→ **What is expected**:
Filter the records, keeping every line that has the string "Sklep".

→ **Data under study**:
╭──
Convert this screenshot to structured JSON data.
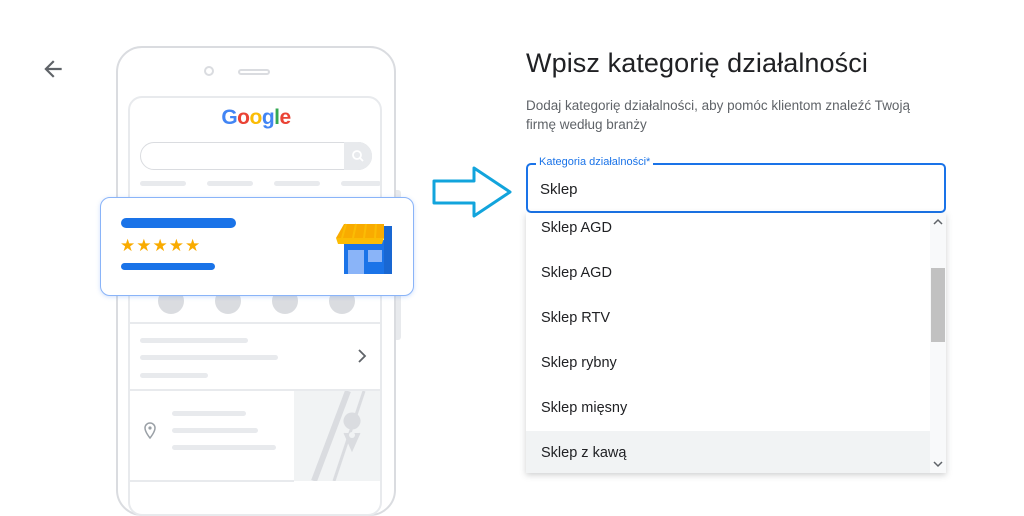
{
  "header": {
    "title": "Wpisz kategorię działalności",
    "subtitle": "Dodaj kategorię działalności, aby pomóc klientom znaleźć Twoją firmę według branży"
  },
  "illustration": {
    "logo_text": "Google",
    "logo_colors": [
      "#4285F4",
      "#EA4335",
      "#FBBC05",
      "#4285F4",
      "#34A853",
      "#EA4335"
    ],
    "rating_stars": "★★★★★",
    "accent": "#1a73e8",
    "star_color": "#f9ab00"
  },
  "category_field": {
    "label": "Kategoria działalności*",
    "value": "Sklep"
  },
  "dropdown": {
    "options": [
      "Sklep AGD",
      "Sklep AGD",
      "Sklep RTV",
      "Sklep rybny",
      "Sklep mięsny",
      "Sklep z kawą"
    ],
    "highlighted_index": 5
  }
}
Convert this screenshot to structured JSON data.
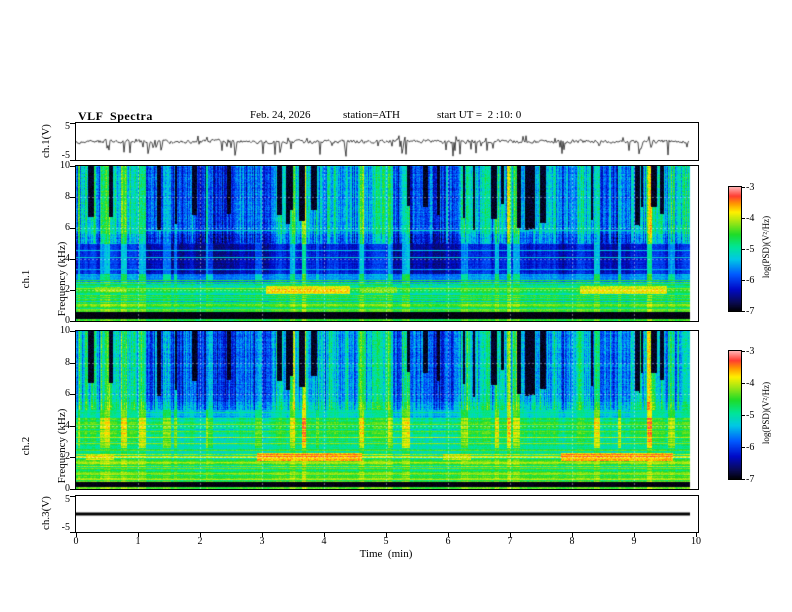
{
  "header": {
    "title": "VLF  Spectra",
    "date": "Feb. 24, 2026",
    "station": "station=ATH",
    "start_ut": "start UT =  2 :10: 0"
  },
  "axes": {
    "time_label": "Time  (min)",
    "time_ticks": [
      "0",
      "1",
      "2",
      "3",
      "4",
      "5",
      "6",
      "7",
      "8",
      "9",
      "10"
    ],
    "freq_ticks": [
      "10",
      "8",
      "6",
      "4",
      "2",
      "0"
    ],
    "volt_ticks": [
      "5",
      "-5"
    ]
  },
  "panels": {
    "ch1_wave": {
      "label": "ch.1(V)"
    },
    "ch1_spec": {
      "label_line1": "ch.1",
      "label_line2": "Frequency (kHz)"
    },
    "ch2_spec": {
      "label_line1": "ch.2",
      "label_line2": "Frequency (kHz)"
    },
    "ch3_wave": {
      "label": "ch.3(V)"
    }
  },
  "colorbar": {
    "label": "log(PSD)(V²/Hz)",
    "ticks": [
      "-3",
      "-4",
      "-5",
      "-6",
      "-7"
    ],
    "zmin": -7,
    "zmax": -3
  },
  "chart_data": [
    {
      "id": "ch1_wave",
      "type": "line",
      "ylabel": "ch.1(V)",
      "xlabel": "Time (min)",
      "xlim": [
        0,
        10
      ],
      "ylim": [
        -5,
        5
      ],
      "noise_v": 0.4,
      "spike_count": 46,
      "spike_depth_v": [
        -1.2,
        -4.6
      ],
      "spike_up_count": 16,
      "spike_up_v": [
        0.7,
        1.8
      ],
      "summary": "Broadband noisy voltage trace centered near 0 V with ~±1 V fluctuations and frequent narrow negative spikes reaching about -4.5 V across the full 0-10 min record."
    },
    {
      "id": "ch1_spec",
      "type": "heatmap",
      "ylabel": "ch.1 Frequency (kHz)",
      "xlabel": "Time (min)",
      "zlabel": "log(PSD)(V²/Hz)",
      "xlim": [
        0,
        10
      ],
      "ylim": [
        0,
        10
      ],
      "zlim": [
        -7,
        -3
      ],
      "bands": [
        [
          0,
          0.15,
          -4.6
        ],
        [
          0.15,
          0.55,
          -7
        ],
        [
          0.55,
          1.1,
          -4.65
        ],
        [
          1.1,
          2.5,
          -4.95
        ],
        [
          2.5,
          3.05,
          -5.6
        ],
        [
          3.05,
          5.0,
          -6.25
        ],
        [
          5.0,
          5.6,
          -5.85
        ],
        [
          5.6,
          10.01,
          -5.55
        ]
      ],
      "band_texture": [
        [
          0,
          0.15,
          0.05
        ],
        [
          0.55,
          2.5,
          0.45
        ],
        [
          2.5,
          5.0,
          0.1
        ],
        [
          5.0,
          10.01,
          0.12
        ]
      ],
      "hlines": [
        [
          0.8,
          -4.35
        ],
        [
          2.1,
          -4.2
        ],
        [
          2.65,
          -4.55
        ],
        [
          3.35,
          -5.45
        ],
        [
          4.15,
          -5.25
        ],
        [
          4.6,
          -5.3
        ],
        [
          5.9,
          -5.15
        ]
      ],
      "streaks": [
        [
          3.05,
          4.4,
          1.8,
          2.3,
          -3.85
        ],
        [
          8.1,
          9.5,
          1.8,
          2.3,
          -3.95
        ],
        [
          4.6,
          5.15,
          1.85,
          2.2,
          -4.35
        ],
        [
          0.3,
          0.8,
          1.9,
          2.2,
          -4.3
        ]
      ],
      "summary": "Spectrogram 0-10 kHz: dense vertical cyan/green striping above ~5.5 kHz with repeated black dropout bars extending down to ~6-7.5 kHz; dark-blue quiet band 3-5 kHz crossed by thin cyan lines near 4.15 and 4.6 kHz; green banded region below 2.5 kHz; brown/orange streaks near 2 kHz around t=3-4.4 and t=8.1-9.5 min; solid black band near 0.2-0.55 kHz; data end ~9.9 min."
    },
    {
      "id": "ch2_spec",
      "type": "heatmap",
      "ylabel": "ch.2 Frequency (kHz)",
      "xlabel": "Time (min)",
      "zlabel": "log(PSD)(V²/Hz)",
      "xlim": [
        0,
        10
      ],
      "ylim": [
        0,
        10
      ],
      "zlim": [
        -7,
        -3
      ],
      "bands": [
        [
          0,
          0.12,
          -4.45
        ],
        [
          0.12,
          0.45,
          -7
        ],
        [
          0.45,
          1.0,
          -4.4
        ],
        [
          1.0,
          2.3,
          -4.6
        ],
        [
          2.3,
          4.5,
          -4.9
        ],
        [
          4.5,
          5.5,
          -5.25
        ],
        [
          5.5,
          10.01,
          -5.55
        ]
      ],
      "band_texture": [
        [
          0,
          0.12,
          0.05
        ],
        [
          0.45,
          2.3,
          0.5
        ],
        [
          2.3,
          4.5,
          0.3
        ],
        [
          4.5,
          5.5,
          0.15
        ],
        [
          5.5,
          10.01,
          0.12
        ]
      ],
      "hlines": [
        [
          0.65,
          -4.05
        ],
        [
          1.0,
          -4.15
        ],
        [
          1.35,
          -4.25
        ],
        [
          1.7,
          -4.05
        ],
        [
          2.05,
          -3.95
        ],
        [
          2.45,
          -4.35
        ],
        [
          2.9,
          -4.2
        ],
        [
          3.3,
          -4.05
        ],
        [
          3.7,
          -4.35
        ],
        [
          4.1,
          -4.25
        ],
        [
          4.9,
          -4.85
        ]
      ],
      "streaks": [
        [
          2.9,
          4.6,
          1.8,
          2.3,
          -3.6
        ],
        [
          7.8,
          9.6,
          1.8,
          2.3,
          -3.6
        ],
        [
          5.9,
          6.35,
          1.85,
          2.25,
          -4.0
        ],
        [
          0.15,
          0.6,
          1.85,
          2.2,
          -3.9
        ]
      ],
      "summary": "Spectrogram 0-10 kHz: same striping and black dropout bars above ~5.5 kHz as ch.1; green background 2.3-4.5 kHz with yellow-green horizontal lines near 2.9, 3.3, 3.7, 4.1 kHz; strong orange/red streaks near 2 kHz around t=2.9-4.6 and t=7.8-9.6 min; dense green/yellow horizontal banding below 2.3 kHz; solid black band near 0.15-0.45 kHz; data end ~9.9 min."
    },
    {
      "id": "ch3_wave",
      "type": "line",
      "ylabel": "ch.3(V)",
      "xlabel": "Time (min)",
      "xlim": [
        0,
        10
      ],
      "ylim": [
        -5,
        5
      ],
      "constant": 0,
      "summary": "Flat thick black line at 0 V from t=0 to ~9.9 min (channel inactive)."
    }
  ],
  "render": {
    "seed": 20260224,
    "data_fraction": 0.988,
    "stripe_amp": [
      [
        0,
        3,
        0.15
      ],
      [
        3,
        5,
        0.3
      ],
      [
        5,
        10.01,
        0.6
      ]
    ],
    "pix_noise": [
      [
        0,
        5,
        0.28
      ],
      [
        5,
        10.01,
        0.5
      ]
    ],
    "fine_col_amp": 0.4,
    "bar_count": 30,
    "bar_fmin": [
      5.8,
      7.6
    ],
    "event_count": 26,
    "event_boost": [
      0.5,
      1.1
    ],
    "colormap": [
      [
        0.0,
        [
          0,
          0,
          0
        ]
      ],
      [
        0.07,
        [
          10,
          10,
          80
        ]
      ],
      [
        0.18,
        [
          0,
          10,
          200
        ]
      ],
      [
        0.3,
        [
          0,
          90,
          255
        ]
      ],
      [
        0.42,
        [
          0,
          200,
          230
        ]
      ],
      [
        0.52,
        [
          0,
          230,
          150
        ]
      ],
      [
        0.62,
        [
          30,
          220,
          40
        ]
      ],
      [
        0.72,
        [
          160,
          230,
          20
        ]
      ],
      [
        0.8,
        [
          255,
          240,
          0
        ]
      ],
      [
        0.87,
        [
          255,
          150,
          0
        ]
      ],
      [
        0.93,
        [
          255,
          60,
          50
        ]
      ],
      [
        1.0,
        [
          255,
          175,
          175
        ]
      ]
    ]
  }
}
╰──
→ **Written answer**:
    "value": "Sklep"
      "Sklep AGD",
      "Sklep AGD",
      "Sklep RTV",
      "Sklep rybny",
      "Sklep mięsny",
      "Sklep z kawą"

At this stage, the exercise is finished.